University of Wisconsin-Madison. "Manes, Trains And Antlers Explained: How Showy Male Traits Evolved." ScienceDaily. ScienceDaily, 22 August 2008. <www.sciencedaily.com/releases/2008/08/080821163848.htm>.
University of Wisconsin-Madison. (2008, August 22). Manes, Trains And Antlers Explained: How Showy Male Traits Evolved. ScienceDaily. Retrieved January 31, 2015 from www.sciencedaily.com/releases/2008/08/080821163848.htm
University of Wisconsin-Madison. "Manes, Trains And Antlers Explained: How Showy Male Traits Evolved." ScienceDaily. www.sciencedaily.com/releases/2008/08/080821163848.htm (accessed January 31, 2015).

Share This


More From ScienceDaily



More Plants & Animals News

Saturday, January 31, 2015

Featured Research

from universities, journals, and other organizations


Featured Videos

from AP, Reuters, AFP, and other news services

Nanoscale Sensor Could Help Wine Producers and Clinical Scientists

Nanoscale Sensor Could Help Wine Producers and Clinical Scientists

Reuters - Innovations Video Online (Jan. 30, 2015) A nanosensor that mimics the oral effects and sensations of drinking wine has been developed by Danish and Portuguese researchers. Jim Drury saw it in operation. Video provided by Reuters
Powered by NewsLook.com
Dog-Loving Astronaut Wins Best Photo of 2015

Dog-Loving Astronaut Wins Best Photo of 2015

Buzz60 (Jan. 30, 2015) Retired astronaut and television host, Leland Melvin, snuck his dogs into the NASA studio so they could be in his official photo. As Mara Montalbano (@maramontalbano) shows us, the secret is out. Video provided by Buzz60
Powered by NewsLook.com
U.S. Wants to Analyze DNA from 1 Million People

U.S. Wants to Analyze DNA from 1 Million People

Reuters - US Online Video (Jan. 30, 2015) The U.S. has proposed analyzing genetic information from more than 1 million American volunteers to learn how genetic variants affect health and disease. Rough Cut (no reporter narration). Video provided by Reuters
Powered by NewsLook.com
Rarest Cat on Planet Caught Attacking Monkeys on Camera

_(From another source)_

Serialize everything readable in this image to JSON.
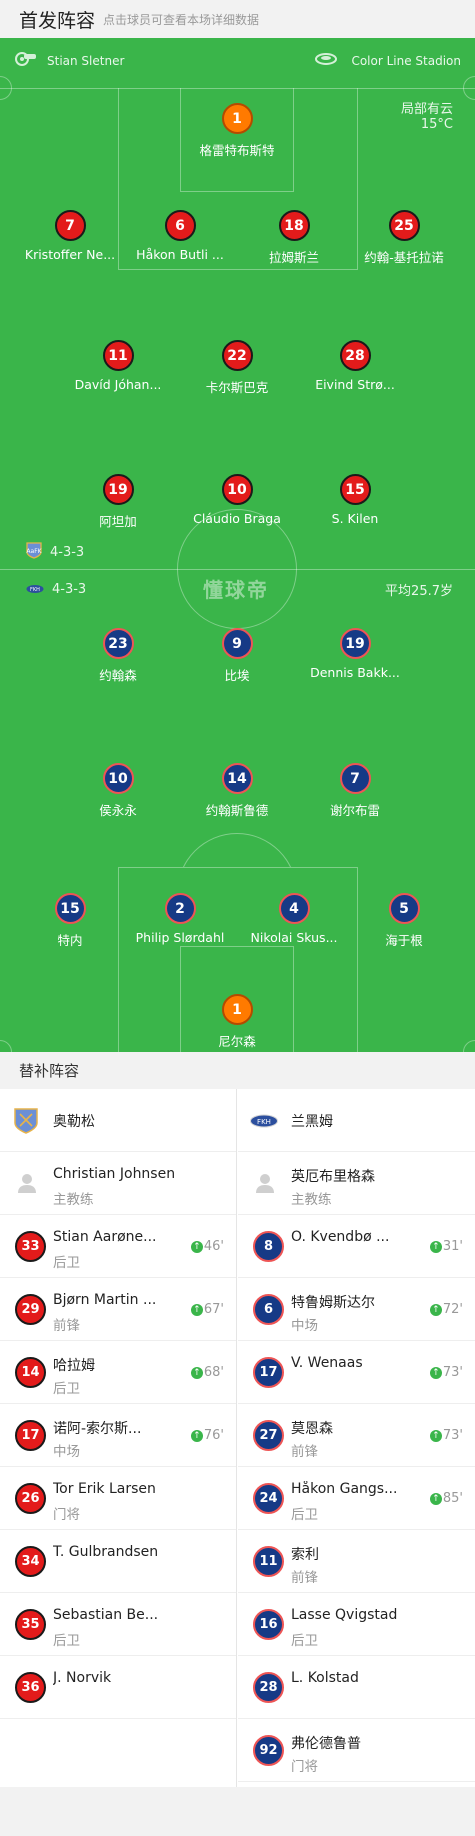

Rarest Cat on Planet Caught Attacking Monkeys on Camera

Buzz60 (Jan. 30, 2015) An African Golden Cat, the rarest large cat on the planet was recently caught on camera by scientists trying to study monkeys. The cat comes out of nowhere to attack those monkeys. Patrick Jones (@Patrick_E_Jones) has the rest. Video provided by Buzz60
Powered by NewsLook.com

Search ScienceDaily

Number of stories in archives: 140,361

Find with keyword(s):
Enter a keyword or phrase to search ScienceDaily for related topics and research stories.

Save/Print:
Share:

Breaking News:

Strange & Offbeat Stories


Plants & Animals

Earth & Climate

Fossils & Ruins

In Other News

... from NewsDaily.com

Science News

Health News

Environment News

Technology News



Save/Print:
Share:

Free Subscriptions


Get the latest science news with ScienceDaily's free email newsletters, updated daily and weekly. Or view hourly updated newsfeeds in your RSS reader:

Get Social & Mobile


Keep up to date with the latest news from ScienceDaily via social networks and mobile apps:

Have Feedback?


Tell us what you think of ScienceDaily -- we welcome both positive and negative comments. Have any problems using the site? Questions?
Mobile: iPhone Android Web
Follow: Facebook Twitter Google+
Subscribe: RSS Feeds Email Newsletters
Latest Headlines Health & Medicine Mind & Brain Space & Time Matter & Energy Computers & Math Plants & Animals Earth & Climate Fossils & Ruins